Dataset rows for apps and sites
- - -

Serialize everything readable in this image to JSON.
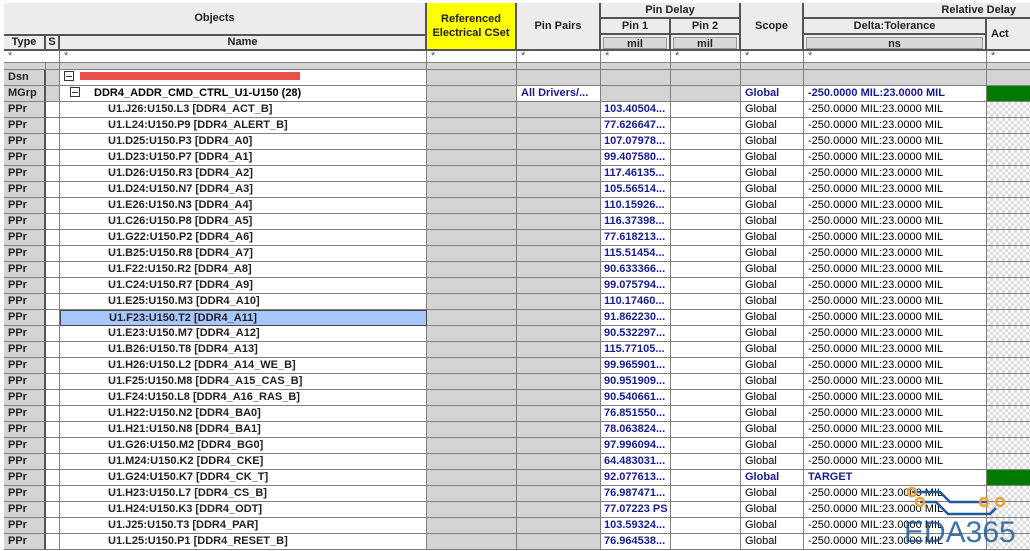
{
  "headers": {
    "objects": "Objects",
    "type": "Type",
    "s": "S",
    "name": "Name",
    "ref_cset": "Referenced Electrical CSet",
    "pin_pairs": "Pin Pairs",
    "pin_delay": "Pin Delay",
    "pin1": "Pin 1",
    "pin2": "Pin 2",
    "pin1_unit": "mil",
    "pin2_unit": "mil",
    "scope": "Scope",
    "relative_delay": "Relative Delay",
    "delta_tolerance": "Delta:Tolerance",
    "delta_unit": "ns",
    "actual": "Act",
    "filter": "*"
  },
  "design_row": {
    "type": "Dsn",
    "name": "[redacted]"
  },
  "group_row": {
    "type": "MGrp",
    "name": "DDR4_ADDR_CMD_CTRL_U1-U150 (28)",
    "pin_pairs": "All Drivers/...",
    "scope": "Global",
    "delta": "-250.0000 MIL:23.0000 MIL",
    "actual_status": "pass"
  },
  "colors": {
    "pass": "#007a00",
    "selected": "#a8c6ff",
    "header_yellow": "#ffff00",
    "value_blue": "#1a1a8c"
  },
  "rows": [
    {
      "type": "PPr",
      "name": "U1.J26:U150.L3 [DDR4_ACT_B]",
      "pin1": "103.40504...",
      "scope": "Global",
      "delta": "-250.0000 MIL:23.0000 MIL"
    },
    {
      "type": "PPr",
      "name": "U1.L24:U150.P9 [DDR4_ALERT_B]",
      "pin1": "77.626647...",
      "scope": "Global",
      "delta": "-250.0000 MIL:23.0000 MIL"
    },
    {
      "type": "PPr",
      "name": "U1.D25:U150.P3 [DDR4_A0]",
      "pin1": "107.07978...",
      "scope": "Global",
      "delta": "-250.0000 MIL:23.0000 MIL"
    },
    {
      "type": "PPr",
      "name": "U1.D23:U150.P7 [DDR4_A1]",
      "pin1": "99.407580...",
      "scope": "Global",
      "delta": "-250.0000 MIL:23.0000 MIL"
    },
    {
      "type": "PPr",
      "name": "U1.D26:U150.R3 [DDR4_A2]",
      "pin1": "117.46135...",
      "scope": "Global",
      "delta": "-250.0000 MIL:23.0000 MIL"
    },
    {
      "type": "PPr",
      "name": "U1.D24:U150.N7 [DDR4_A3]",
      "pin1": "105.56514...",
      "scope": "Global",
      "delta": "-250.0000 MIL:23.0000 MIL"
    },
    {
      "type": "PPr",
      "name": "U1.E26:U150.N3 [DDR4_A4]",
      "pin1": "110.15926...",
      "scope": "Global",
      "delta": "-250.0000 MIL:23.0000 MIL"
    },
    {
      "type": "PPr",
      "name": "U1.C26:U150.P8 [DDR4_A5]",
      "pin1": "116.37398...",
      "scope": "Global",
      "delta": "-250.0000 MIL:23.0000 MIL"
    },
    {
      "type": "PPr",
      "name": "U1.G22:U150.P2 [DDR4_A6]",
      "pin1": "77.618213...",
      "scope": "Global",
      "delta": "-250.0000 MIL:23.0000 MIL"
    },
    {
      "type": "PPr",
      "name": "U1.B25:U150.R8 [DDR4_A7]",
      "pin1": "115.51454...",
      "scope": "Global",
      "delta": "-250.0000 MIL:23.0000 MIL"
    },
    {
      "type": "PPr",
      "name": "U1.F22:U150.R2 [DDR4_A8]",
      "pin1": "90.633366...",
      "scope": "Global",
      "delta": "-250.0000 MIL:23.0000 MIL"
    },
    {
      "type": "PPr",
      "name": "U1.C24:U150.R7 [DDR4_A9]",
      "pin1": "99.075794...",
      "scope": "Global",
      "delta": "-250.0000 MIL:23.0000 MIL"
    },
    {
      "type": "PPr",
      "name": "U1.E25:U150.M3 [DDR4_A10]",
      "pin1": "110.17460...",
      "scope": "Global",
      "delta": "-250.0000 MIL:23.0000 MIL"
    },
    {
      "type": "PPr",
      "name": "U1.F23:U150.T2 [DDR4_A11]",
      "pin1": "91.862230...",
      "scope": "Global",
      "delta": "-250.0000 MIL:23.0000 MIL",
      "selected": true
    },
    {
      "type": "PPr",
      "name": "U1.E23:U150.M7 [DDR4_A12]",
      "pin1": "90.532297...",
      "scope": "Global",
      "delta": "-250.0000 MIL:23.0000 MIL"
    },
    {
      "type": "PPr",
      "name": "U1.B26:U150.T8 [DDR4_A13]",
      "pin1": "115.77105...",
      "scope": "Global",
      "delta": "-250.0000 MIL:23.0000 MIL"
    },
    {
      "type": "PPr",
      "name": "U1.H26:U150.L2 [DDR4_A14_WE_B]",
      "pin1": "99.965901...",
      "scope": "Global",
      "delta": "-250.0000 MIL:23.0000 MIL"
    },
    {
      "type": "PPr",
      "name": "U1.F25:U150.M8 [DDR4_A15_CAS_B]",
      "pin1": "90.951909...",
      "scope": "Global",
      "delta": "-250.0000 MIL:23.0000 MIL"
    },
    {
      "type": "PPr",
      "name": "U1.F24:U150.L8 [DDR4_A16_RAS_B]",
      "pin1": "90.540661...",
      "scope": "Global",
      "delta": "-250.0000 MIL:23.0000 MIL"
    },
    {
      "type": "PPr",
      "name": "U1.H22:U150.N2 [DDR4_BA0]",
      "pin1": "76.851550...",
      "scope": "Global",
      "delta": "-250.0000 MIL:23.0000 MIL"
    },
    {
      "type": "PPr",
      "name": "U1.H21:U150.N8 [DDR4_BA1]",
      "pin1": "78.063824...",
      "scope": "Global",
      "delta": "-250.0000 MIL:23.0000 MIL"
    },
    {
      "type": "PPr",
      "name": "U1.G26:U150.M2 [DDR4_BG0]",
      "pin1": "97.996094...",
      "scope": "Global",
      "delta": "-250.0000 MIL:23.0000 MIL"
    },
    {
      "type": "PPr",
      "name": "U1.M24:U150.K2 [DDR4_CKE]",
      "pin1": "64.483031...",
      "scope": "Global",
      "delta": "-250.0000 MIL:23.0000 MIL"
    },
    {
      "type": "PPr",
      "name": "U1.G24:U150.K7 [DDR4_CK_T]",
      "pin1": "92.077613...",
      "scope": "Global",
      "delta": "TARGET",
      "target": true
    },
    {
      "type": "PPr",
      "name": "U1.H23:U150.L7 [DDR4_CS_B]",
      "pin1": "76.987471...",
      "scope": "Global",
      "delta": "-250.0000 MIL:23.0000 MIL"
    },
    {
      "type": "PPr",
      "name": "U1.H24:U150.K3 [DDR4_ODT]",
      "pin1": "77.07223 PS",
      "scope": "Global",
      "delta": "-250.0000 MIL:23.0000 MIL"
    },
    {
      "type": "PPr",
      "name": "U1.J25:U150.T3 [DDR4_PAR]",
      "pin1": "103.59324...",
      "scope": "Global",
      "delta": "-250.0000 MIL:23.0000 MIL"
    },
    {
      "type": "PPr",
      "name": "U1.L25:U150.P1 [DDR4_RESET_B]",
      "pin1": "76.964538...",
      "scope": "Global",
      "delta": "-250.0000 MIL:23.0000 MIL"
    }
  ],
  "watermark": "EDA365"
}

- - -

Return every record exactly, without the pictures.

Serialize everything readable in this image to JSON.
{
  "headers": {
    "objects": "Objects",
    "type": "Type",
    "s": "S",
    "name": "Name",
    "ref_cset": "Referenced Electrical CSet",
    "pin_pairs": "Pin Pairs",
    "pin_delay": "Pin Delay",
    "pin1": "Pin 1",
    "pin2": "Pin 2",
    "pin1_unit": "mil",
    "pin2_unit": "mil",
    "scope": "Scope",
    "relative_delay": "Relative Delay",
    "delta_tolerance": "Delta:Tolerance",
    "delta_unit": "ns",
    "actual": "Act",
    "filter": "*"
  },
  "design_row": {
    "type": "Dsn",
    "name": "[redacted]"
  },
  "group_row": {
    "type": "MGrp",
    "name": "DDR4_ADDR_CMD_CTRL_U1-U150 (28)",
    "pin_pairs": "All Drivers/...",
    "scope": "Global",
    "delta": "-250.0000 MIL:23.0000 MIL",
    "actual_status": "pass"
  },
  "colors": {
    "pass": "#007a00",
    "selected": "#a8c6ff",
    "header_yellow": "#ffff00",
    "value_blue": "#1a1a8c"
  },
  "rows": [
    {
      "type": "PPr",
      "name": "U1.J26:U150.L3 [DDR4_ACT_B]",
      "pin1": "103.40504...",
      "scope": "Global",
      "delta": "-250.0000 MIL:23.0000 MIL"
    },
    {
      "type": "PPr",
      "name": "U1.L24:U150.P9 [DDR4_ALERT_B]",
      "pin1": "77.626647...",
      "scope": "Global",
      "delta": "-250.0000 MIL:23.0000 MIL"
    },
    {
      "type": "PPr",
      "name": "U1.D25:U150.P3 [DDR4_A0]",
      "pin1": "107.07978...",
      "scope": "Global",
      "delta": "-250.0000 MIL:23.0000 MIL"
    },
    {
      "type": "PPr",
      "name": "U1.D23:U150.P7 [DDR4_A1]",
      "pin1": "99.407580...",
      "scope": "Global",
      "delta": "-250.0000 MIL:23.0000 MIL"
    },
    {
      "type": "PPr",
      "name": "U1.D26:U150.R3 [DDR4_A2]",
      "pin1": "117.46135...",
      "scope": "Global",
      "delta": "-250.0000 MIL:23.0000 MIL"
    },
    {
      "type": "PPr",
      "name": "U1.D24:U150.N7 [DDR4_A3]",
      "pin1": "105.56514...",
      "scope": "Global",
      "delta": "-250.0000 MIL:23.0000 MIL"
    },
    {
      "type": "PPr",
      "name": "U1.E26:U150.N3 [DDR4_A4]",
      "pin1": "110.15926...",
      "scope": "Global",
      "delta": "-250.0000 MIL:23.0000 MIL"
    },
    {
      "type": "PPr",
      "name": "U1.C26:U150.P8 [DDR4_A5]",
      "pin1": "116.37398...",
      "scope": "Global",
      "delta": "-250.0000 MIL:23.0000 MIL"
    },
    {
      "type": "PPr",
      "name": "U1.G22:U150.P2 [DDR4_A6]",
      "pin1": "77.618213...",
      "scope": "Global",
      "delta": "-250.0000 MIL:23.0000 MIL"
    },
    {
      "type": "PPr",
      "name": "U1.B25:U150.R8 [DDR4_A7]",
      "pin1": "115.51454...",
      "scope": "Global",
      "delta": "-250.0000 MIL:23.0000 MIL"
    },
    {
      "type": "PPr",
      "name": "U1.F22:U150.R2 [DDR4_A8]",
      "pin1": "90.633366...",
      "scope": "Global",
      "delta": "-250.0000 MIL:23.0000 MIL"
    },
    {
      "type": "PPr",
      "name": "U1.C24:U150.R7 [DDR4_A9]",
      "pin1": "99.075794...",
      "scope": "Global",
      "delta": "-250.0000 MIL:23.0000 MIL"
    },
    {
      "type": "PPr",
      "name": "U1.E25:U150.M3 [DDR4_A10]",
      "pin1": "110.17460...",
      "scope": "Global",
      "delta": "-250.0000 MIL:23.0000 MIL"
    },
    {
      "type": "PPr",
      "name": "U1.F23:U150.T2 [DDR4_A11]",
      "pin1": "91.862230...",
      "scope": "Global",
      "delta": "-250.0000 MIL:23.0000 MIL",
      "selected": true
    },
    {
      "type": "PPr",
      "name": "U1.E23:U150.M7 [DDR4_A12]",
      "pin1": "90.532297...",
      "scope": "Global",
      "delta": "-250.0000 MIL:23.0000 MIL"
    },
    {
      "type": "PPr",
      "name": "U1.B26:U150.T8 [DDR4_A13]",
      "pin1": "115.77105...",
      "scope": "Global",
      "delta": "-250.0000 MIL:23.0000 MIL"
    },
    {
      "type": "PPr",
      "name": "U1.H26:U150.L2 [DDR4_A14_WE_B]",
      "pin1": "99.965901...",
      "scope": "Global",
      "delta": "-250.0000 MIL:23.0000 MIL"
    },
    {
      "type": "PPr",
      "name": "U1.F25:U150.M8 [DDR4_A15_CAS_B]",
      "pin1": "90.951909...",
      "scope": "Global",
      "delta": "-250.0000 MIL:23.0000 MIL"
    },
    {
      "type": "PPr",
      "name": "U1.F24:U150.L8 [DDR4_A16_RAS_B]",
      "pin1": "90.540661...",
      "scope": "Global",
      "delta": "-250.0000 MIL:23.0000 MIL"
    },
    {
      "type": "PPr",
      "name": "U1.H22:U150.N2 [DDR4_BA0]",
      "pin1": "76.851550...",
      "scope": "Global",
      "delta": "-250.0000 MIL:23.0000 MIL"
    },
    {
      "type": "PPr",
      "name": "U1.H21:U150.N8 [DDR4_BA1]",
      "pin1": "78.063824...",
      "scope": "Global",
      "delta": "-250.0000 MIL:23.0000 MIL"
    },
    {
      "type": "PPr",
      "name": "U1.G26:U150.M2 [DDR4_BG0]",
      "pin1": "97.996094...",
      "scope": "Global",
      "delta": "-250.0000 MIL:23.0000 MIL"
    },
    {
      "type": "PPr",
      "name": "U1.M24:U150.K2 [DDR4_CKE]",
      "pin1": "64.483031...",
      "scope": "Global",
      "delta": "-250.0000 MIL:23.0000 MIL"
    },
    {
      "type": "PPr",
      "name": "U1.G24:U150.K7 [DDR4_CK_T]",
      "pin1": "92.077613...",
      "scope": "Global",
      "delta": "TARGET",
      "target": true
    },
    {
      "type": "PPr",
      "name": "U1.H23:U150.L7 [DDR4_CS_B]",
      "pin1": "76.987471...",
      "scope": "Global",
      "delta": "-250.0000 MIL:23.0000 MIL"
    },
    {
      "type": "PPr",
      "name": "U1.H24:U150.K3 [DDR4_ODT]",
      "pin1": "77.07223 PS",
      "scope": "Global",
      "delta": "-250.0000 MIL:23.0000 MIL"
    },
    {
      "type": "PPr",
      "name": "U1.J25:U150.T3 [DDR4_PAR]",
      "pin1": "103.59324...",
      "scope": "Global",
      "delta": "-250.0000 MIL:23.0000 MIL"
    },
    {
      "type": "PPr",
      "name": "U1.L25:U150.P1 [DDR4_RESET_B]",
      "pin1": "76.964538...",
      "scope": "Global",
      "delta": "-250.0000 MIL:23.0000 MIL"
    }
  ],
  "watermark": "EDA365"
}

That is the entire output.